One would think that, after Sarah Palin’s 2008 “I Can See Russia” Tour, the GOP would want at least one half of their ticket to be able to speak words in a sensible order about foreign policy. Instead, Republicans went the exact opposite direction: neither Romney nor Ryan has any foreign policy experience (unless you count this, which I hope we do). The complete absence of foreign policy experience is either:
a) an accident due to the weak GOP field that vaulted Romney to the nomination despite a lack of foreign policy credentials;
b) an inevitable (but still unintended) result of the mixture of Romney’s businessman-as-executive logic and the tea party’s anti-incumbent twitch, whereby the exact sort of position necessary to give one foreign policy experience is looked upon as Washington insiderism;*
c) absolutely intentional, as the neo-conservative wing of the GOP brooks so little nuance, to say nothing of dissent, in the execution of their policies that it’s better for them to have a vacuum in the White House that they can fill via advisors than anybody who might have an idea of their own.
Robert Farley essentially makes point C:
It is impossible for a member of a modern GOP Presidential ticket to hold what amount to “realist” views on foreign policy. Indeed, it appears to be virtually impossible for members of the campaign team to hold such views.
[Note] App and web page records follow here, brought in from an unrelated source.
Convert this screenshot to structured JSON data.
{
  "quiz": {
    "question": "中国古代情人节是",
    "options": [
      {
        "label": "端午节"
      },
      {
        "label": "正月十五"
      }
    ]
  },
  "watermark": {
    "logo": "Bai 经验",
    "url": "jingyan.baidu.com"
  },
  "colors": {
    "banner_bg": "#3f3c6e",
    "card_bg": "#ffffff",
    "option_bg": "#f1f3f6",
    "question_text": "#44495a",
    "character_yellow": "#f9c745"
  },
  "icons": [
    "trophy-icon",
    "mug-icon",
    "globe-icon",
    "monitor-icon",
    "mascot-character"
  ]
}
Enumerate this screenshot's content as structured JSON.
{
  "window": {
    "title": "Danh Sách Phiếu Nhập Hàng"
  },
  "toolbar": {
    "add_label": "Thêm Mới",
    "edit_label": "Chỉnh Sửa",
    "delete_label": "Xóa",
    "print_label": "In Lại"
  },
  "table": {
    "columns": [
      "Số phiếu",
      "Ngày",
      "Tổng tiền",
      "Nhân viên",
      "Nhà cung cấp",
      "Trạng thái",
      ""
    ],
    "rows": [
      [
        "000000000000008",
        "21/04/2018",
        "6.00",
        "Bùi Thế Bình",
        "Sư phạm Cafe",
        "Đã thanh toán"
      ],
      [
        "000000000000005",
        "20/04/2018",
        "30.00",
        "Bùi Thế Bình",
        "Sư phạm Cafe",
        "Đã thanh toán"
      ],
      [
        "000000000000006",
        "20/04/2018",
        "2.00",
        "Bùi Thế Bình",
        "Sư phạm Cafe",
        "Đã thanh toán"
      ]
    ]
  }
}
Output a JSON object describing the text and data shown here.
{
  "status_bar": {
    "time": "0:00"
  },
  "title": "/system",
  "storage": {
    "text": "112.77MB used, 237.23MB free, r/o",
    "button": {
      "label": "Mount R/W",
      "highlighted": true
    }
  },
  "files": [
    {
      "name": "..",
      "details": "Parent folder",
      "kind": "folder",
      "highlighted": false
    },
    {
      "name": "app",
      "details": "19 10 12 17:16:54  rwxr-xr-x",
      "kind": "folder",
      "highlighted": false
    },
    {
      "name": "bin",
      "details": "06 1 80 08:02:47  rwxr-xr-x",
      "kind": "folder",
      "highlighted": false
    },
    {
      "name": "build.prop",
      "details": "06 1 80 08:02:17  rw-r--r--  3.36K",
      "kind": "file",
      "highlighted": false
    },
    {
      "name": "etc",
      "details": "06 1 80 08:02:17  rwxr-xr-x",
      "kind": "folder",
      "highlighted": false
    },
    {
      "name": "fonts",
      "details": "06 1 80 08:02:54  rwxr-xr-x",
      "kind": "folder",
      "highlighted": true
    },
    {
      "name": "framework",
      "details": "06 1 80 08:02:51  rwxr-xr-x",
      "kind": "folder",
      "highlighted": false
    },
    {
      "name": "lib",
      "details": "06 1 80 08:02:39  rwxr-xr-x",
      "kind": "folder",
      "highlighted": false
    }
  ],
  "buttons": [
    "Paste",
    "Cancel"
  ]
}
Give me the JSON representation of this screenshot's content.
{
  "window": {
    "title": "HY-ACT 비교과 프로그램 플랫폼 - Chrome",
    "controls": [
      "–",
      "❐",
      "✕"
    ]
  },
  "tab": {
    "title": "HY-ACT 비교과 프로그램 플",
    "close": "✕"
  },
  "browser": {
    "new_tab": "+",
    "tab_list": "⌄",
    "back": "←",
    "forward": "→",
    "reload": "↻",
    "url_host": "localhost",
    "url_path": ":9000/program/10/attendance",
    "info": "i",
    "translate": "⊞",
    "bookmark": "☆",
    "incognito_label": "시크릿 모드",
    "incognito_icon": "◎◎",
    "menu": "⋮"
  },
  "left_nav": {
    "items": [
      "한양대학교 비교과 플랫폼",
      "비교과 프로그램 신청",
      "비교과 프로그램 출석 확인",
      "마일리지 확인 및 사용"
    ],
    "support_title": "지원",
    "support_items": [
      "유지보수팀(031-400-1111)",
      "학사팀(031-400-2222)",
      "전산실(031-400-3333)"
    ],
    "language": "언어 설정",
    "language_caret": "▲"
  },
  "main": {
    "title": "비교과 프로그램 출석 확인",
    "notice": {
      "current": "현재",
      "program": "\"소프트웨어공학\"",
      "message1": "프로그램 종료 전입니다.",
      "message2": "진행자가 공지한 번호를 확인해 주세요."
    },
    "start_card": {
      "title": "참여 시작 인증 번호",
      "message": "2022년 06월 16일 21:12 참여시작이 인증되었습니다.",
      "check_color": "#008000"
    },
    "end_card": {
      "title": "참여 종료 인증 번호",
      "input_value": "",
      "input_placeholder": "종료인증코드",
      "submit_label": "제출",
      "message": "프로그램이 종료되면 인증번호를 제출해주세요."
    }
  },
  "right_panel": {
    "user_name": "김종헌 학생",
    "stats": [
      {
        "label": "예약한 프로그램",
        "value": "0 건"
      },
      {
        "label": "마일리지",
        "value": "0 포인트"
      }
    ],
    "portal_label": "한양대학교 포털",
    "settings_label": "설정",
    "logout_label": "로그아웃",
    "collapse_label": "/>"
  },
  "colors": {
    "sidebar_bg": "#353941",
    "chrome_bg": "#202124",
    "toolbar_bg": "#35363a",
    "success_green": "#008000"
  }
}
This is less because of the popularity of defense hawkery (even the GOP base is more skeptical of hawkishness than the tickets would reveal), but rather because neoconservatives have won what amounts to a virtual battle of annihilation at the elite level. The influence of the constellation of right wing think tanks over Republican foreign policy is especially pronounced with figures like Romney and Ryan, neither of whom have any foreign policy experience or appear to have thought very much about foreign affairs.
If you’re a neo-con, do you want somebody who’s been to Israel and Saudi Arabia, or has diplomatic connections and personal histories with foreign figures, or served on the Foreign Relations Comittee, running around the White House with his finger potentially not on the trigger? Nope. You want Romney, who will use his
outsourcing business experience to outsource gather a cabinet of advisors whom you recommend to tell him what he does next, all while Paul Ryan is down the hall drawing a red line through Medicaid. Could you imagine the war room scene in which Mitt Romney disagreed with a room full of neo-con advisors about whether to bomb Iran? “Shut up, Olympics boy, and press the button.”
Long blah short: it’s at least possible that the Romney/Ryan ticket lacks foreign policy experience because somebody thought it would be a good idea that it did so.
* For the purposes of this argument, Michelle Bachmann doesn’t exist. Kind of want to stay there, don’t you?